→ Task statement
Exactly how many lines in the entries contain "icon"? Give that number alone.

→ Excerpted data
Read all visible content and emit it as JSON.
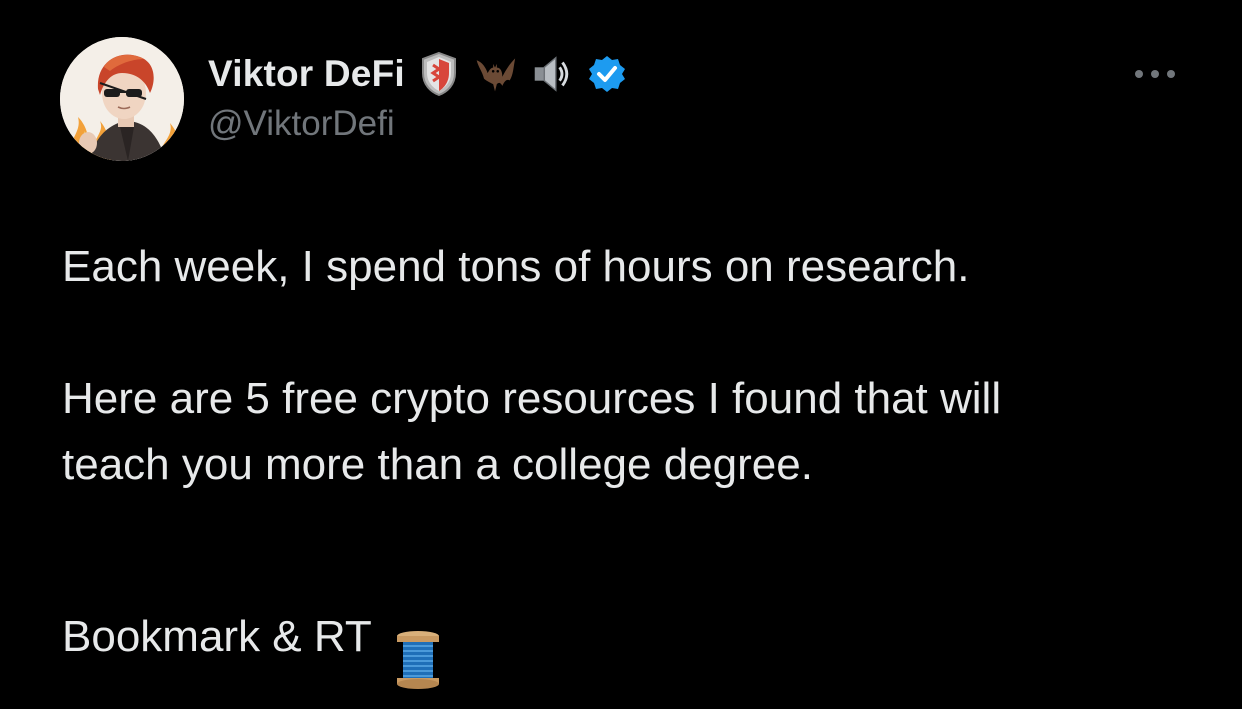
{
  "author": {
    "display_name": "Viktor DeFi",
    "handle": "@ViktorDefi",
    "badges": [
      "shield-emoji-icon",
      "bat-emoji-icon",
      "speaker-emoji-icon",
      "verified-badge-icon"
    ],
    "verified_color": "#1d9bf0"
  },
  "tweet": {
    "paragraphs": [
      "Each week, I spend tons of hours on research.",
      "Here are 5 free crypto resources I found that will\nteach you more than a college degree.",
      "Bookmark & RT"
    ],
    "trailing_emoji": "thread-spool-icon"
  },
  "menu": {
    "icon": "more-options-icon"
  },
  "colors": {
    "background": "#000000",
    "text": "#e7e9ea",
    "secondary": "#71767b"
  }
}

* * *

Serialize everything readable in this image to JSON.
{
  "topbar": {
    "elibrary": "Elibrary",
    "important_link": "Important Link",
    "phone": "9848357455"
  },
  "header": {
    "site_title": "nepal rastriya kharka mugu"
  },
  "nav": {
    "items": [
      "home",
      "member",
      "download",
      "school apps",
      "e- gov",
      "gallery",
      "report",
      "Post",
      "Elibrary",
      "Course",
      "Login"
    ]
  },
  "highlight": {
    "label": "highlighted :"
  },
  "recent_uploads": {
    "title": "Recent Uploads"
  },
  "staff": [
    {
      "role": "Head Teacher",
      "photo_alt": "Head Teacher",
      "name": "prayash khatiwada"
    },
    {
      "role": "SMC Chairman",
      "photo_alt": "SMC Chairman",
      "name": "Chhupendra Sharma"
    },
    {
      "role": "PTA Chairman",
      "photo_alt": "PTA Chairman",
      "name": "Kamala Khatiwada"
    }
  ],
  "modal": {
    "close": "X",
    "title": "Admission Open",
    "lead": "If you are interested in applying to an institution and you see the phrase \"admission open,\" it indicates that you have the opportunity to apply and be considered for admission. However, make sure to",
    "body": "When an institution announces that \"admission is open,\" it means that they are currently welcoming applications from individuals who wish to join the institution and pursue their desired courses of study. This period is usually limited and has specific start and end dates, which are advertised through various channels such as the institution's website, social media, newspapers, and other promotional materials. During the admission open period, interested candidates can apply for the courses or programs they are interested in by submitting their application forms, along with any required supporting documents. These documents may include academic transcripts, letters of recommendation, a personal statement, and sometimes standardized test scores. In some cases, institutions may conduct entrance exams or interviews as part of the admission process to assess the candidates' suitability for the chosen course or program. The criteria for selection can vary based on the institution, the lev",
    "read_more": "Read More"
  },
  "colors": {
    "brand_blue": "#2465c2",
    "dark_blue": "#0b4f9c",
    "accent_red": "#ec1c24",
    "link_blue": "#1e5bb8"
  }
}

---

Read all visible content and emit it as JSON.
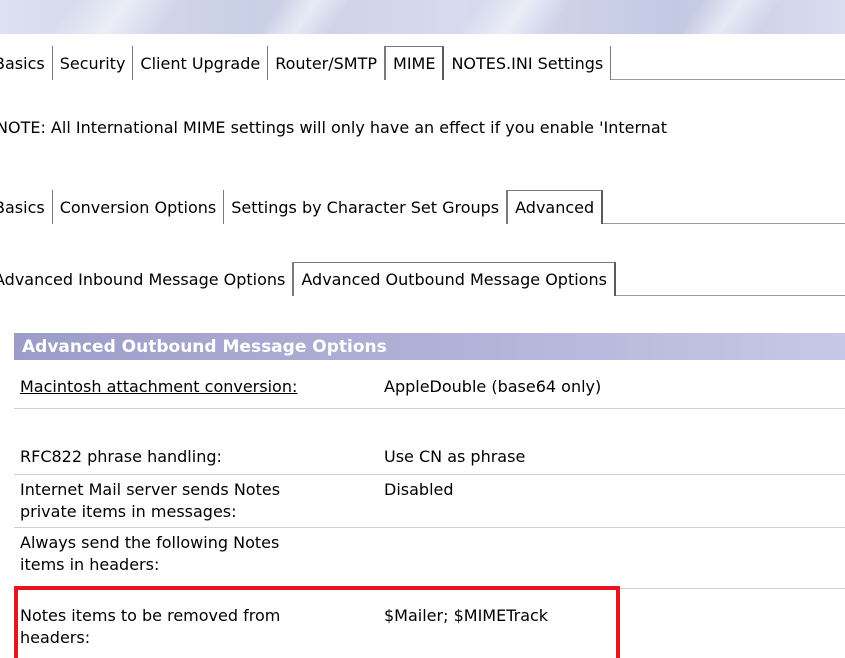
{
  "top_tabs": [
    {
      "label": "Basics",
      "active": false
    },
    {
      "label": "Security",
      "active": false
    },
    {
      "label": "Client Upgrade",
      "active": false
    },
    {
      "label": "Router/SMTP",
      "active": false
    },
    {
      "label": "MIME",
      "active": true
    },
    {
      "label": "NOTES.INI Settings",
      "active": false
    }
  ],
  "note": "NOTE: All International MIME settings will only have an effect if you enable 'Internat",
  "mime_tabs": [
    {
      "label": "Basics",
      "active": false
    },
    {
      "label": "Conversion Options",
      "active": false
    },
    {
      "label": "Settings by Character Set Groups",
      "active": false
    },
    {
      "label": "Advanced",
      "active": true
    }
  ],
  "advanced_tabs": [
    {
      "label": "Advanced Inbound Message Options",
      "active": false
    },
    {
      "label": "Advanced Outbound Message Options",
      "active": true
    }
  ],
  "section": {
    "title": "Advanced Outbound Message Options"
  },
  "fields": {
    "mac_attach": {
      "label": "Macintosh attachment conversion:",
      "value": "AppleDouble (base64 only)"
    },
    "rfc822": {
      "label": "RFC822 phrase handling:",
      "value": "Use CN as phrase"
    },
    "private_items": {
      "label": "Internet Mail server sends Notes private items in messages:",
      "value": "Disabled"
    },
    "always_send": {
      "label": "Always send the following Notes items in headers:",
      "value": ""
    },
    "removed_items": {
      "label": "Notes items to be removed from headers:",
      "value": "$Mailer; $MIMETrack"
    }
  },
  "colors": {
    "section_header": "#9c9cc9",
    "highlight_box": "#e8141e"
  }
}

→ Final answer
6